Get better reception
If the video you’re watching on your Mac isn’t clear, here are some ideas on how to improve your experience.
Go Small If the picture is jumpy or pixelated, try switching to a smaller size—the smaller file may be easier for your computer to process.
Buffer It Many on-demand streams will continue to download the video file after you click on the pause button. If you’re waiting too long for more video to download, click on pause and walk away for a few minutes. When you come back, you should have a decent amount of buffered video to watch as the rest comes down the pipe.
Plug In Many of these sites require that you download additional programs or browser plug-ins to receive the picture. Make sure that you have up-to-date versions of Real’s free RealPlayer and Microsoft’s free Windows Media Player, or Flip4Mac’s free Windows Media Components for QuickTime. Older versions of these applications might not handle the stream properly or efficiently.
Download It If streaming isn’t working for you, just download the file to view later. Google Video and other sites allow downloads of some files, and the Web is full of tips on how to capture Flash video files.
Getting the picture
If you haven’t tried streaming video since the early part of the century, you may expect a blocky, pixelated picture and jumpy, out-of-sync audio. But today’s streaming video can be as good as television if you have the right stuff. Your Internet connection has something to do with it, but so does the horsepower inside your machine.
If you have a broadband connection, you should have enough bandwidth to get a good-quality stream. The higher-quality, higher-resolution streams can require up to 2,000 Kbps—beyond the scope of basic DSL—but most use between 250 and 750 Kbps.

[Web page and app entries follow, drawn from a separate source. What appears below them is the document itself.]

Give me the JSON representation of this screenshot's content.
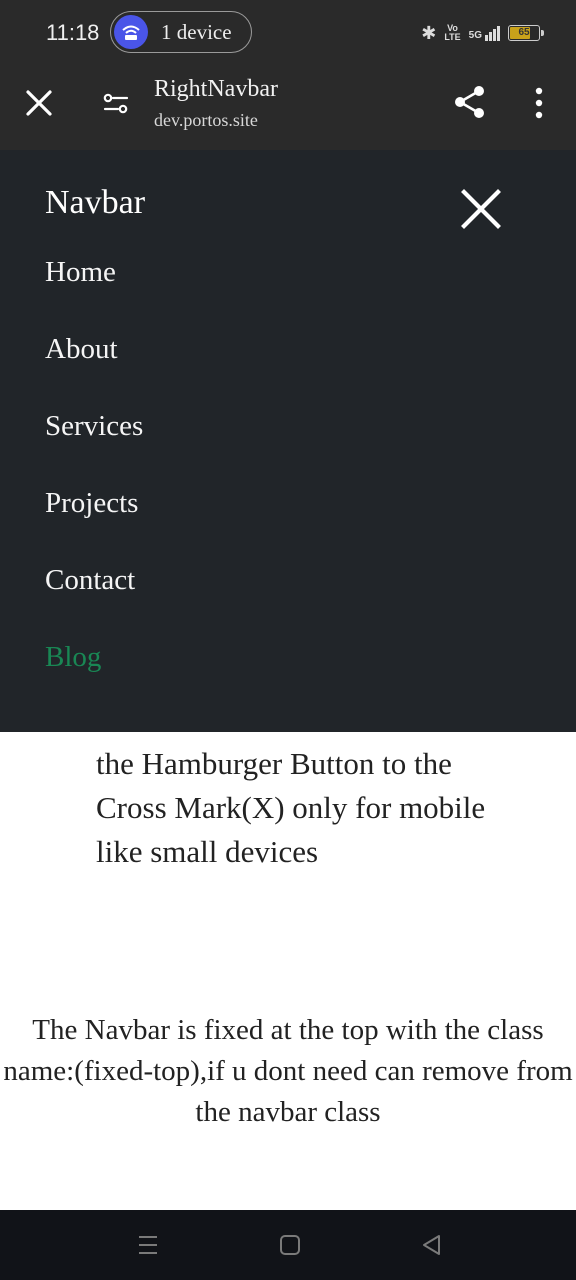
{
  "status_bar": {
    "time": "11:18",
    "hotspot_label": "1 device",
    "volte_top": "Vo",
    "volte_bottom": "LTE",
    "network": "5G",
    "battery": "65"
  },
  "toolbar": {
    "title": "RightNavbar",
    "url": "dev.portos.site"
  },
  "navbar": {
    "brand": "Navbar",
    "items": [
      {
        "label": "Home"
      },
      {
        "label": "About"
      },
      {
        "label": "Services"
      },
      {
        "label": "Projects"
      },
      {
        "label": "Contact"
      },
      {
        "label": "Blog"
      }
    ],
    "accent_color": "#198754"
  },
  "content": {
    "paragraph1": "the Hamburger Button to the Cross Mark(X) only for mobile like small devices",
    "paragraph2": "The Navbar is fixed at the top with the class name:(fixed-top),if u dont need can remove from the navbar class"
  },
  "icons": [
    "close-icon",
    "site-settings-icon",
    "share-icon",
    "more-vert-icon",
    "bluetooth-icon",
    "signal-icon",
    "battery-icon",
    "hotspot-icon",
    "menu-icon",
    "home-icon",
    "back-icon"
  ]
}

In practice, I found processor speed and video RAM more important for good video quality. I tried three different Macs over a 1.5-Mbps DSL connection: a 600MHz G3 iBook with 648MB of RAM and 8MB of video RAM; a 1.2GHz G4 iBook with 768MB of RAM and 16MB of VRAM; and a 2.4GHz MacBook Pro with 2GB of RAM and 256MB of VRAM. Here’s how they performed.
[ Michael Gowan is a freelance technology writer. ]